Big Data was a big deal just a few years ago. Farmers worried about who had access to their data; farm groups worried about who owned a farmer’s data; and the agribusiness sector was trying to figure out how to make money with data.
Year after year, farmers were able to collect more and more data, but the practical benefits of all this data remained somewhat limited.
Yield data was the first to be deeply analyzed and still remains one of the main reasons growers subscribe to data analysis services. Crop inputs were next as growers learned how to determine which inputs were needed, which performed well, and which actually were worth the investment.
With the ever-growing sophistication of the technology, we are moving from examining the past to forecasting the future.
Today, growers are able to forecast with relative accuracy the amount of nitrogen they have in their soil based on weather data, application data, and crop history. Using satellite photos, weather data and harvest records, a farmer can make a yield projection on his fields; and traders can make crop size predictions more accurate than the USDA reports.
Analysis of Big Data is expanding beyond the agronomic realm. Big Data analysis can now help a farmer calculate his profitability by field and by acre.

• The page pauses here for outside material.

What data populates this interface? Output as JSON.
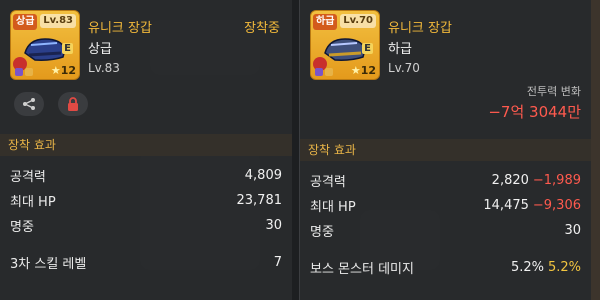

The algorithm will provide a “what if” analysis on a field, based on past history and current input and crop prices. With profit margins remaining very thin on many crops, this may be an analysis your lender will want to see before approving an operating loan.
This technology is moving very fast. A program, currently in the works, would allow a grower to simply take a photo on their phone of a plant and get an analysis of what disease is attacking that plant.
The increasing use of artificial intelligence will not only take some of the guess work out of farming, but will make recommendations on how a farming operation should be run. The wisdom and experience of Dad has been concentrated into a bunch of ones and zeros put together with very long mathematical equations.
Self-driving tractors, drones, robots, and artificial intelligence may paint a future of agriculture that makes some of us very nervous. Yet, remember, farming is a risky business, and computer analysis cannot always account for Mother Nature and the uncertainty of the marketplace.
Big Data is finally beginning to deliver on its promise of helping farmers farm better.
Yet it is has some dangers, like trying to take the farmer out of farming.
The views and opinions expressed in this column are those of the author and not necessarily those of Farm World. Readers with questions or comments for Gary Truitt may write to him in care of this publication.